# Directions for this task
Determine how many lines below contain the word "JSON", then write that number by itself.

# Entries supplied
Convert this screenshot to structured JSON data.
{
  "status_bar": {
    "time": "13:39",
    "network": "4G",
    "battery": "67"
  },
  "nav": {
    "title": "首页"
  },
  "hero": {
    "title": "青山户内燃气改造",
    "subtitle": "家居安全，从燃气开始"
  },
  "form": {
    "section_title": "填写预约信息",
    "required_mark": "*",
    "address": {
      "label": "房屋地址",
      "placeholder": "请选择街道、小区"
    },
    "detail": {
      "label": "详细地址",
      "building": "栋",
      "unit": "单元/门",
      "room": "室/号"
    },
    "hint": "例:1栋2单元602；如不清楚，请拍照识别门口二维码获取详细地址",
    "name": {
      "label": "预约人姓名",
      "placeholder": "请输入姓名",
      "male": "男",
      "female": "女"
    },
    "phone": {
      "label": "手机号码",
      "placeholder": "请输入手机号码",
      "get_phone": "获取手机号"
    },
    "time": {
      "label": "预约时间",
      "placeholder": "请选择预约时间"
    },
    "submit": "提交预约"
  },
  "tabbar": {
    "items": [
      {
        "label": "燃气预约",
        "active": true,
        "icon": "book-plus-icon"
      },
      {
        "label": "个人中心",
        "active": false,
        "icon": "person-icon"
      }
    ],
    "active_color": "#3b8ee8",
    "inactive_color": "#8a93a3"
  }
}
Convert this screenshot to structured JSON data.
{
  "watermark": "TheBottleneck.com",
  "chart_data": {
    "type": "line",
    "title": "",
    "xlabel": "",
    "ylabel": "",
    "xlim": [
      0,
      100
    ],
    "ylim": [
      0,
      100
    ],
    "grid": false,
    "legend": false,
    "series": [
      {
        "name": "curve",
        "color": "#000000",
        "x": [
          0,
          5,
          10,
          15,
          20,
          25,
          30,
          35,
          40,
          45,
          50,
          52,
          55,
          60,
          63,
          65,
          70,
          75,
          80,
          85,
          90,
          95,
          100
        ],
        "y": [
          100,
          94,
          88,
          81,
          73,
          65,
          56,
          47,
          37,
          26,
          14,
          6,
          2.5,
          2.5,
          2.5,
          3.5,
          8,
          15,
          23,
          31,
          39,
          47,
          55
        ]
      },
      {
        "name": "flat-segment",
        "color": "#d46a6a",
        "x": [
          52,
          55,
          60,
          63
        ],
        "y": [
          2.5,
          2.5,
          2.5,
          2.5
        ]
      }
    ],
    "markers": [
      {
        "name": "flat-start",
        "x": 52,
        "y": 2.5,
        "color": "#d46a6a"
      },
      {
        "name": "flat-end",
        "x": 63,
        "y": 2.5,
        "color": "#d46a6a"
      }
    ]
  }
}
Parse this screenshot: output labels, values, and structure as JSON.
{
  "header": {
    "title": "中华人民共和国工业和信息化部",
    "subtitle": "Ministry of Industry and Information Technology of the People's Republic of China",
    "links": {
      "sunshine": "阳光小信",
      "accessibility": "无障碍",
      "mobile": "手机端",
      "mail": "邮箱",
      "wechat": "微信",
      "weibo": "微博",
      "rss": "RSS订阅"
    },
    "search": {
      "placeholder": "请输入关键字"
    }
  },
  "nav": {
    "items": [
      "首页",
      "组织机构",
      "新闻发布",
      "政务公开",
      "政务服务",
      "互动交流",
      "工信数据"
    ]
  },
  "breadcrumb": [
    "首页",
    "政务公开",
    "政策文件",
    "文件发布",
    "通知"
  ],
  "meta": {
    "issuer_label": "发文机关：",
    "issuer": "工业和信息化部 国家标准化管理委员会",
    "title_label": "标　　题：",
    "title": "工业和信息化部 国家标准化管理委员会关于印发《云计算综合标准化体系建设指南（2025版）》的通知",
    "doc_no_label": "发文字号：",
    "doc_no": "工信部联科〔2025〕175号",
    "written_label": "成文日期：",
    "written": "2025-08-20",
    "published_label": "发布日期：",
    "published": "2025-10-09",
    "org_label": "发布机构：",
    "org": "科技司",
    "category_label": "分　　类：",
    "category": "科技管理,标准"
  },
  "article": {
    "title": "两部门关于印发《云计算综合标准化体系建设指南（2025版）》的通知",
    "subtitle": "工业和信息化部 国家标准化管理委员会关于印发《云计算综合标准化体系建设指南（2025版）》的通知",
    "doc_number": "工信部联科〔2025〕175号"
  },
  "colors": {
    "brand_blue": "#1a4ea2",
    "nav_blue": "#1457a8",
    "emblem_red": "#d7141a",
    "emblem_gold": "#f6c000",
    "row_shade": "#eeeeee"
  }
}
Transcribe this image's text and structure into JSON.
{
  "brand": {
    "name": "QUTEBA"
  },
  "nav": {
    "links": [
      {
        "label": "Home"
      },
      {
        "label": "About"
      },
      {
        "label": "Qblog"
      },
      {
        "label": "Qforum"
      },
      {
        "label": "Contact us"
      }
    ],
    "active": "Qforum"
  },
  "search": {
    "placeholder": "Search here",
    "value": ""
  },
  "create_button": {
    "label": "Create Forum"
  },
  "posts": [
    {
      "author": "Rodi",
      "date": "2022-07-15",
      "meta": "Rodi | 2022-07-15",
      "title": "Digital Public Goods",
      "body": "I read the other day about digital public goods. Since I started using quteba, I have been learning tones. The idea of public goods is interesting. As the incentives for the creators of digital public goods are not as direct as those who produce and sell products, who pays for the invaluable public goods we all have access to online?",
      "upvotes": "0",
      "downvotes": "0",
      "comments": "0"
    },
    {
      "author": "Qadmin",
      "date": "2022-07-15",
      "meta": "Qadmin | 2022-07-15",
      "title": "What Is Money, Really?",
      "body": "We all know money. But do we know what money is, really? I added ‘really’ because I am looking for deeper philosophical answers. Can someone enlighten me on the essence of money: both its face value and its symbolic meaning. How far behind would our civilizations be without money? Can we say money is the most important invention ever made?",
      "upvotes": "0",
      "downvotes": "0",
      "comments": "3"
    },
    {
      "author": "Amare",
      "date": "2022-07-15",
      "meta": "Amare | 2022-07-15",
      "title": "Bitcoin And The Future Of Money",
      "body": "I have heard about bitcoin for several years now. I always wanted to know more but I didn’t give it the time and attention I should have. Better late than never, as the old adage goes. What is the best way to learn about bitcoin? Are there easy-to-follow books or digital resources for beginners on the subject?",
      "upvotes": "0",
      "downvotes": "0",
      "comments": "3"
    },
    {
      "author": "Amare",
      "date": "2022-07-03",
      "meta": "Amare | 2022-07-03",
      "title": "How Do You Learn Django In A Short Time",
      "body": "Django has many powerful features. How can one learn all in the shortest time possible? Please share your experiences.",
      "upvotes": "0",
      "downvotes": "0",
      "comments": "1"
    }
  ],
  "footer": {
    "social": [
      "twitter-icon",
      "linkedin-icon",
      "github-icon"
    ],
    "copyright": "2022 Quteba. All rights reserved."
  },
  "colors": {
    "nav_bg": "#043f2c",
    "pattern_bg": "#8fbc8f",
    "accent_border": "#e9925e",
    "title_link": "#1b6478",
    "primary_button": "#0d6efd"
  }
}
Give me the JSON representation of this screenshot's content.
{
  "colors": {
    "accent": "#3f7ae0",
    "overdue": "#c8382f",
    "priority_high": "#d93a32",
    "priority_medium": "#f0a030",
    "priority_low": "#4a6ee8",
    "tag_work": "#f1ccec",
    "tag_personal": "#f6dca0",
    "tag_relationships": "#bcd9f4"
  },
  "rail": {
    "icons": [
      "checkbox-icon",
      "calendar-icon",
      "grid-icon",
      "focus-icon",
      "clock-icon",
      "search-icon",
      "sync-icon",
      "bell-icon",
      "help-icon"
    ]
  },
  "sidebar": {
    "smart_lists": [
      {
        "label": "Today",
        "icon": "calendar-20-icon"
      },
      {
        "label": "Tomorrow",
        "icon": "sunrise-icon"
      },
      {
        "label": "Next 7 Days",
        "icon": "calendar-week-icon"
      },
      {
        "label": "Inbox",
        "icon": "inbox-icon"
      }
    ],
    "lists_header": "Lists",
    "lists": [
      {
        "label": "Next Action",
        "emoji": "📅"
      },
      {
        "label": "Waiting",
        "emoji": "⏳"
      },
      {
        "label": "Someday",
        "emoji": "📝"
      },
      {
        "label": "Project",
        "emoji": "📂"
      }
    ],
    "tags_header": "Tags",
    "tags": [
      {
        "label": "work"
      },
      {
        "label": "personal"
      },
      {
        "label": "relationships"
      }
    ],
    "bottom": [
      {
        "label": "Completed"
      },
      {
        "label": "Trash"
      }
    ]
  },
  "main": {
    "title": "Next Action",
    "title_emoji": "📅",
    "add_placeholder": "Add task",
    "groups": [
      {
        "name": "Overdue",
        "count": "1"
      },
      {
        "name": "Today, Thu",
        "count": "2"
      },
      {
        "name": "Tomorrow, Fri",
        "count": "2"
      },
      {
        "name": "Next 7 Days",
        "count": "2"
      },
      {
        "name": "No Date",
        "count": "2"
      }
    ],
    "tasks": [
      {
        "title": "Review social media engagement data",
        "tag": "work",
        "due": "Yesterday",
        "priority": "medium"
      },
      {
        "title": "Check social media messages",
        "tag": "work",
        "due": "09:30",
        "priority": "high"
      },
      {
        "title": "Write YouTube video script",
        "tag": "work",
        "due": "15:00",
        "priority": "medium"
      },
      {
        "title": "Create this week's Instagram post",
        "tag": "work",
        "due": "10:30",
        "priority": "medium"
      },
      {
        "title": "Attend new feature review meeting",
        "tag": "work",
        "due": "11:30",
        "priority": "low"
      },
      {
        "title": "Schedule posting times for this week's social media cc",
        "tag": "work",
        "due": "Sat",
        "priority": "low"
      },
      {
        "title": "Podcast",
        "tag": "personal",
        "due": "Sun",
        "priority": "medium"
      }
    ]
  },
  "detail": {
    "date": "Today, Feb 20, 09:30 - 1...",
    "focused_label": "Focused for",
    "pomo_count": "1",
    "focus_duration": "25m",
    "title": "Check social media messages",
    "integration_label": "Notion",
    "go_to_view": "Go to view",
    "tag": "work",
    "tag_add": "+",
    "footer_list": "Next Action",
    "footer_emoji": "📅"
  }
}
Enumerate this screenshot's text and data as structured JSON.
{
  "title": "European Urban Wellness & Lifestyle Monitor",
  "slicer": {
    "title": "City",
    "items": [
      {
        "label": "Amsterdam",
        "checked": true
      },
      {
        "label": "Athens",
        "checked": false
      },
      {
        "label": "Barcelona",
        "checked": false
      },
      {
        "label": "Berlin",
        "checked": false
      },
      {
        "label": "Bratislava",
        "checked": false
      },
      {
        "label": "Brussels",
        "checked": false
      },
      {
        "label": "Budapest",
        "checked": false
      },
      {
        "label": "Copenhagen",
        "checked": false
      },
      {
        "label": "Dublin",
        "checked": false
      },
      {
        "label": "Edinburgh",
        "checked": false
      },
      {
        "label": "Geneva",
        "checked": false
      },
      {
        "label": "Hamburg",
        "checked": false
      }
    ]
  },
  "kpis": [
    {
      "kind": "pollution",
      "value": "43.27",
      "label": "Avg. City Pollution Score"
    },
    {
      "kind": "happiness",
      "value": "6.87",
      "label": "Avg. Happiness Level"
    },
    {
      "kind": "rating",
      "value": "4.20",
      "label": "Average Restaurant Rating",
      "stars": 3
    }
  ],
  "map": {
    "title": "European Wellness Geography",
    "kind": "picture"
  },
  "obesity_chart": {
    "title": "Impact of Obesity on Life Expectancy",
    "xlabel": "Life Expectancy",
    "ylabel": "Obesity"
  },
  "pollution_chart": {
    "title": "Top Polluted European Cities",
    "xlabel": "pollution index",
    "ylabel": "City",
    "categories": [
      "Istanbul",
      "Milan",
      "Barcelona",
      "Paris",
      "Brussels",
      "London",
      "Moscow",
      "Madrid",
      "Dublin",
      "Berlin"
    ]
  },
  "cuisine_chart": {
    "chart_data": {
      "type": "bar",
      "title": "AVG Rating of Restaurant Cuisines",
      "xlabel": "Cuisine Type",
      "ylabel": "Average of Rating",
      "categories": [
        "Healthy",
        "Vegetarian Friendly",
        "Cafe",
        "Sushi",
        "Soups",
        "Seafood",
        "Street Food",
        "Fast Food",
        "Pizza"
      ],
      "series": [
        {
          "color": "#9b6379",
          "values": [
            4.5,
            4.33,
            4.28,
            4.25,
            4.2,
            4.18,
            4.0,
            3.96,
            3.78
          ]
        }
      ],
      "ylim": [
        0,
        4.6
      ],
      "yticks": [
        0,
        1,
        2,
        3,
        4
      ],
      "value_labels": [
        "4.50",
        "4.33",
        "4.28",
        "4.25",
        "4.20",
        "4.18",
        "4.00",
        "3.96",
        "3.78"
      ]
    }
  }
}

# Your response
6